A regional varve chronology for the Lochaber district has been constructed which spans 515 years (Roy and Spean lake systems) while an embryonic chronology for Glacial Lake Blane spanning 295 years has been defined.
The Lochaber series of varves show decadal-scale variations in internal composition and structure that match climatic variations reflected in the Greenland ice-core record. We believe that the Greenland ice and sedimentation in ice-dammed lakes in Scotland were responding to a common climate forcing factor – perhaps decadal migrations of the North Atlantic Polar Front, or variations in solar radiation output.
Counting of the varves and comparison of these laminated sequences with the Greenland records enables us to date events in Scotland with a remarkable degree of precision. For example, the records show that the varves in the Glen Roy-Glen Spean area accumulated over a period of 515 years between 12,119 and 11,506 years ago, and that the glacier ice that impounded the lakes in Glens Roy and Spean reached their maximum extent ca. 840 years after the onset of a major cooling episode which, according to the Greenland ice-core records, commenced around 11,797 years ago.
The onset of climate warming and melting of the ice that impounded the lakes in Glen Roy is dated to 11,570, which is very close to the age of the onset of the present interglacial in the Greenland ice-core records, again suggesting that Greenland and Scotland were dancing to the same climatic tune.

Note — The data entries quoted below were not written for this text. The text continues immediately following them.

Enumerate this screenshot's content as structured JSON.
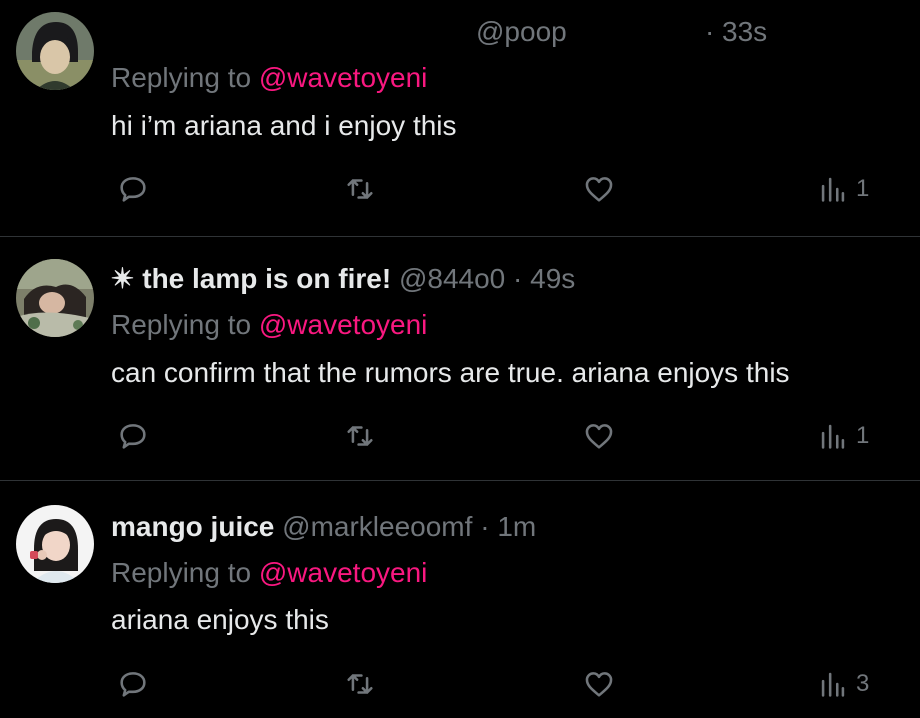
{
  "replies": [
    {
      "name": "",
      "handle": "@poop",
      "dot": "·",
      "time": "33s",
      "replying_prefix": "Replying to",
      "replying_to": "@wavetoyeni",
      "text": "hi i’m ariana and i enjoy this",
      "views": "1",
      "avatar_icon": "avatar-dark-hair-icon"
    },
    {
      "name": "✴ the lamp is on fire!",
      "handle": "@844o0",
      "dot": "·",
      "time": "49s",
      "replying_prefix": "Replying to",
      "replying_to": "@wavetoyeni",
      "text": "can confirm that the rumors are true. ariana enjoys this",
      "views": "1",
      "avatar_icon": "avatar-photo-icon"
    },
    {
      "name": "mango juice",
      "handle": "@markleeoomf",
      "dot": "·",
      "time": "1m",
      "replying_prefix": "Replying to",
      "replying_to": "@wavetoyeni",
      "text": "ariana enjoys this",
      "views": "3",
      "avatar_icon": "avatar-photo-icon"
    }
  ],
  "colors": {
    "background": "#000000",
    "text": "#e7e9ea",
    "muted": "#71767b",
    "mention": "#f91880",
    "divider": "#2f3336"
  }
}
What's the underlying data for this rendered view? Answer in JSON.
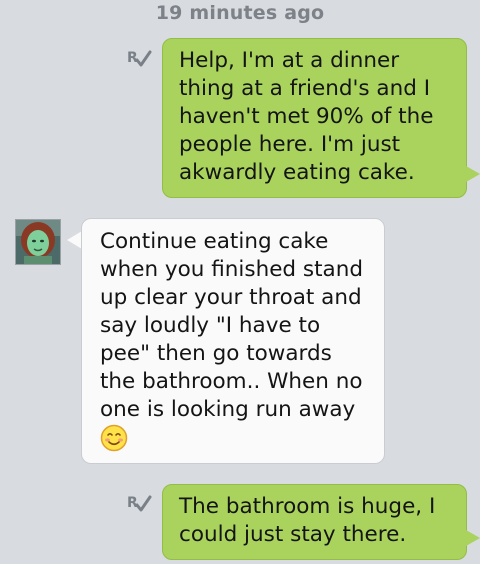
{
  "timestamp": "19 minutes ago",
  "messages": [
    {
      "direction": "outgoing",
      "lines": [
        "Help, I'm at a dinner",
        "thing at a friend's and I",
        "haven't met 90% of the",
        "people here. I'm just",
        "akwardly eating cake."
      ]
    },
    {
      "direction": "incoming",
      "lines": [
        "Continue eating cake",
        "when you finished stand",
        "up clear your throat and",
        "say loudly \"I have to",
        "pee\" then go towards",
        "the bathroom.. When no",
        "one is looking run away"
      ],
      "emoji": "smiling-face-icon"
    },
    {
      "direction": "outgoing",
      "lines": [
        "The bathroom is huge, I",
        "could just stay there."
      ]
    }
  ],
  "colors": {
    "background": "#d8dbe0",
    "outgoing_bubble": "#a9d35c",
    "incoming_bubble": "#fafafa",
    "timestamp": "#7d8188",
    "read_icon": "#7a8088"
  },
  "icons": {
    "read_receipt": "read-receipt-icon",
    "avatar": "contact-avatar"
  }
}
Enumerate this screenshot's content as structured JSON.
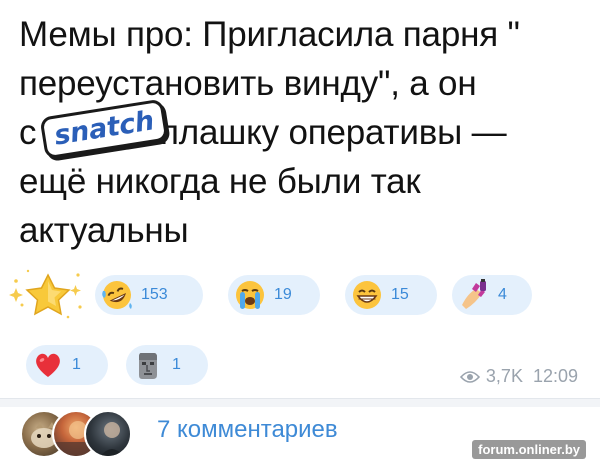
{
  "post": {
    "line1": "Мемы про: Пригласила парня \"",
    "line2": "переустановить винду\", а он",
    "line3_start": "с",
    "line3_sticker": "snatch",
    "line3_end": "л плашку оперативы —",
    "line4": "ещё никогда не были так",
    "line5": "актуальны"
  },
  "reactions": [
    {
      "icon": "star-sparkle-icon",
      "count": ""
    },
    {
      "icon": "rolling-laughing-face-icon",
      "count": "153"
    },
    {
      "icon": "loudly-crying-face-icon",
      "count": "19"
    },
    {
      "icon": "grinning-face-icon",
      "count": "15"
    },
    {
      "icon": "nail-polish-icon",
      "count": "4"
    },
    {
      "icon": "red-heart-icon",
      "count": "1"
    },
    {
      "icon": "moai-icon",
      "count": "1"
    }
  ],
  "meta": {
    "views": "3,7K",
    "time": "12:09"
  },
  "comments": {
    "label": "7 комментариев"
  },
  "watermark": "forum.onliner.by"
}
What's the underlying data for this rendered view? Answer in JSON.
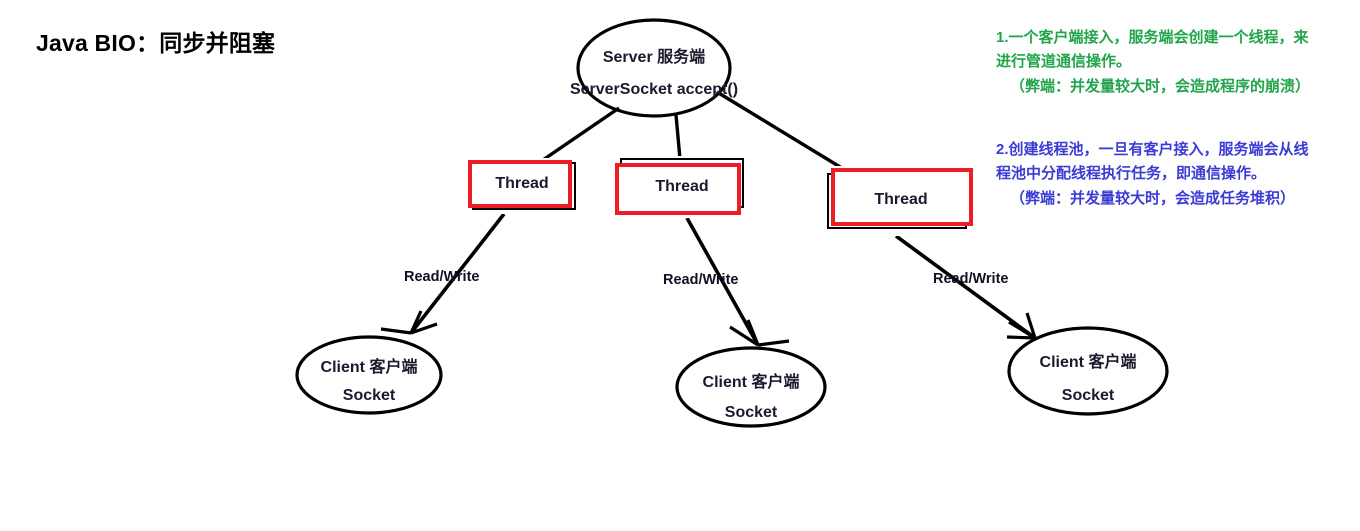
{
  "title": "Java BIO：同步并阻塞",
  "nodes": {
    "server": {
      "line1": "Server 服务端",
      "line2": "ServerSocket  accept()"
    },
    "threads": [
      {
        "label": "Thread"
      },
      {
        "label": "Thread"
      },
      {
        "label": "Thread"
      }
    ],
    "clients": [
      {
        "line1": "Client 客户端",
        "line2": "Socket"
      },
      {
        "line1": "Client 客户端",
        "line2": "Socket"
      },
      {
        "line1": "Client 客户端",
        "line2": "Socket"
      }
    ]
  },
  "edges": {
    "read_write_labels": [
      "Read/Write",
      "Read/Write",
      "Read/Write"
    ]
  },
  "annotations": {
    "green": {
      "color": "#22A44C",
      "lines": [
        "1.一个客户端接入，服务端会创建一个线程，来",
        "进行管道通信操作。",
        "（弊端：并发量较大时，会造成程序的崩溃）"
      ]
    },
    "blue": {
      "color": "#3b3bd6",
      "lines": [
        "2.创建线程池，一旦有客户接入，服务端会从线",
        "程池中分配线程执行任务，即通信操作。",
        "（弊端：并发量较大时，会造成任务堆积）"
      ]
    }
  },
  "colors": {
    "box_border_red": "#ee1c25",
    "box_border_black": "#000000",
    "stroke": "#000000",
    "background": "#ffffff"
  }
}
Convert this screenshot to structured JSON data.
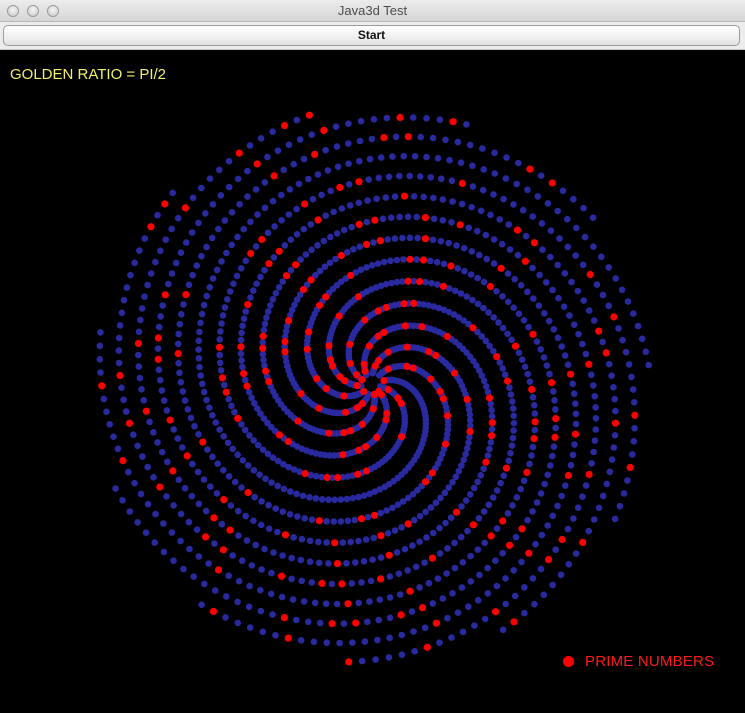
{
  "window": {
    "title": "Java3d Test"
  },
  "toolbar": {
    "start_label": "Start"
  },
  "scene": {
    "ratio_label": "GOLDEN RATIO = PI/2",
    "legend_label": "PRIME NUMBERS",
    "colors": {
      "background": "#000000",
      "point": "#2a2aa0",
      "prime": "#ff0000",
      "ratio_text": "#f5f06a"
    }
  }
}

Volcanic glass shards, originating from volcanoes on Iceland (see below), have been found in the varved sediments. This is a very important discovery for it will enable us to validate the above conclusions, and to synchronise the Scottish records with those in the North Atlantic, mainland Europe and Greenland more precisely.
The Croftamie sequence provides an important test of numerical models of the timing of the last glacier ice advance in Scotland, and of the rate of response to climatic triggers, such as changes in the North Atlantic THC
Discovery of important new cryptotephras in sites in the British Isles (Pyne-O-Donnell et al., 2007, 2008) which fall within the period of interest to our project (Figure 7).
Discovery of non-visible, discrete cryptotephra layers of probable Icelandic origin in marine basins in the Labrador Sea and in the vicinity of the Laurentian Fan, as well as in other parts of the North Atlantic (Figure 8). These tephra layers were probably disseminated by icebergs or melting sea ice, and hence provide important information on the conditions in, and circulation of, the North Atlantic during the study period.
Extension of the distribution of one of the most important ash beds, the Vedde Ash (dated to c. 12.0 k cal yrs BP), across Europe to sites in southern Germany and Switzerland, the most southerly finds so far (Blockley et al., 2007), and to Lake Yamozero on the Timan Ridge in northern Russia. This is 1200 km beyond the previous most easterly find (St. Petersburg area), and 3,000 km from the source volcano, Katla, in southern Iceland.
The use of tephrochronology to provide a more precise chronology of the retreat of the last British ice sheet.
Discovery of the first cryptotephras in varved records in the British Isles (see ‘varve chronology’ above).
An extensive radiocarbon dating programme at Croftamie has allowed revision of the timing of maximum ice extent at the type-site for the Loch Lomond Readvance (equivalent to the Younger Dryas).
Research in Southern Europe has indicates that the onset and termination of abrupt climate events may be asynchronous with Greenland.
The Royal Holloway RAPID team
Professor John Lowe
Dr Simon Blockley
Dr Adrian Palmer
Dr Sean Pyne O’Donnell
Dr Alison MacLeod